(Image from Barnes & Noble)
(Note: While this review will not contain spoilers for The Cruelest Month, it may inadvertently reveal plot surprises from previous Armand Gamache mysteries. As always, I recommend reading books in a series in order.)
As Spring brings the little village of Three Pines back to life, its residents are deciding how to celebrate the upcoming Easter holiday. When a psychic from Montreal shows up in town, a group of villagers hatch a brilliant idea—wouldn't it be amusing to hold a real, live séance in the creepy old Hadley house? Indeed, it turns out to be a deliciously unnerving event. Then, bright, spirited Madeleine Favreau drops dead. Presumably, the 44-year-old died of fright. The death of a woman as likable as Madeleine can only have been of natural causes, right?
The mysterious death lures Armand Gamache, the Sûcreté du Quebec's renowned chief inspector, back to Three Pines. Along with his team, the gentlemanly Gamache sets out to discover what really happened to Madeleine. His verdict? Murder. But how? And by whose hand?
In addition to solving the puzzling case, Gamache is dealing with internal strife from his mismatched team. Because of an accusation against his superior, the chief inspector believes he may have a mole among his crew. While trying to flush out the spy, Gamache must do his best to convince his team to work together. He needs all hands on deck to solve the murder at hand. Can he do it? Or will a traitor in his midst ruin everything?
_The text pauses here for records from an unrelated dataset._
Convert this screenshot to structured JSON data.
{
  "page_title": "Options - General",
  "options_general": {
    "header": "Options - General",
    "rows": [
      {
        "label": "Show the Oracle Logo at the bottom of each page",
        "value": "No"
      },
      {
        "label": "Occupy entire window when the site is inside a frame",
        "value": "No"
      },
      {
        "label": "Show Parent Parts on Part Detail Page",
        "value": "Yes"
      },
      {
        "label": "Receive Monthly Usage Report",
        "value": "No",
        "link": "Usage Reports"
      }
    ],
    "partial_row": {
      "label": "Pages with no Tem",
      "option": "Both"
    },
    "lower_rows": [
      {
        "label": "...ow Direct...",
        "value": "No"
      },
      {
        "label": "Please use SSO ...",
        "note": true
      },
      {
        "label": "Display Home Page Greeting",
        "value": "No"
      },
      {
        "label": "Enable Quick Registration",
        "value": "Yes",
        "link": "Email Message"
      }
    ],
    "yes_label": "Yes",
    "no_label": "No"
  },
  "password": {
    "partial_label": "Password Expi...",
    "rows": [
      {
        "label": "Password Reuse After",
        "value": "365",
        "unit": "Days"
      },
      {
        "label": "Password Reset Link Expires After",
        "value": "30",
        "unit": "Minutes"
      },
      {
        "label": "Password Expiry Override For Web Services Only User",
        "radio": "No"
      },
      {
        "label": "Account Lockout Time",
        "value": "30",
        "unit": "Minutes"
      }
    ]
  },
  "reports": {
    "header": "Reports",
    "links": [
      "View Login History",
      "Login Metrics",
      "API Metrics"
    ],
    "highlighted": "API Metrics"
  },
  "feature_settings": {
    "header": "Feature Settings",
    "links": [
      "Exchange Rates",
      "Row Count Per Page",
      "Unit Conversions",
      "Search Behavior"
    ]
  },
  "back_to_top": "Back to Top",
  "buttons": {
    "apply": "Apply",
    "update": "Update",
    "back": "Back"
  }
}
Although The Cruelest Month—the third installment in Louise Penny's popular Armand Gamache series—isn't my favorite, it still kept me thoroughly entertained. I'm always drawn in by the author's signature warmth and humor, which brings her setting and characters to such vivid life. She also creates complex plots that keep me guessing. While the murderer in The Cruelest Month felt more obvious than usual, I still wasn't quite sure about the killer's identity until the very end of the book. Penny does give this installment more depth by using intertwining story lines to explore intriguing themes like jealousy, the inability to celebrate someone else's happiness, resentment, etc. Then, there's our indefatigable hero. No matter how unique or mundane the situation, I always love Armand Gamache. He's a complex, well-rounded character who never fails to entertain and intrigue me. So, while The Cruelest Month didn't dazzle me as much as its predecessors, I still adore this series. Something interesting is always happening in Three Pines and I, for one, don't want to miss a word of it!
(Readalikes: Other books in the Armand Gamache series, including Still Life; A Fatal Grace; The Brutal Telling; Bury Your Dead; The Hangman; A Trick of the Light; The Beautiful Mystery; How the Light Gets In; The Long Way Home; and The Nature of the Beast)
If this were a movie, it would be rated:
for strong language, violence, and sexual innuendo
To the FTC, with love: Another library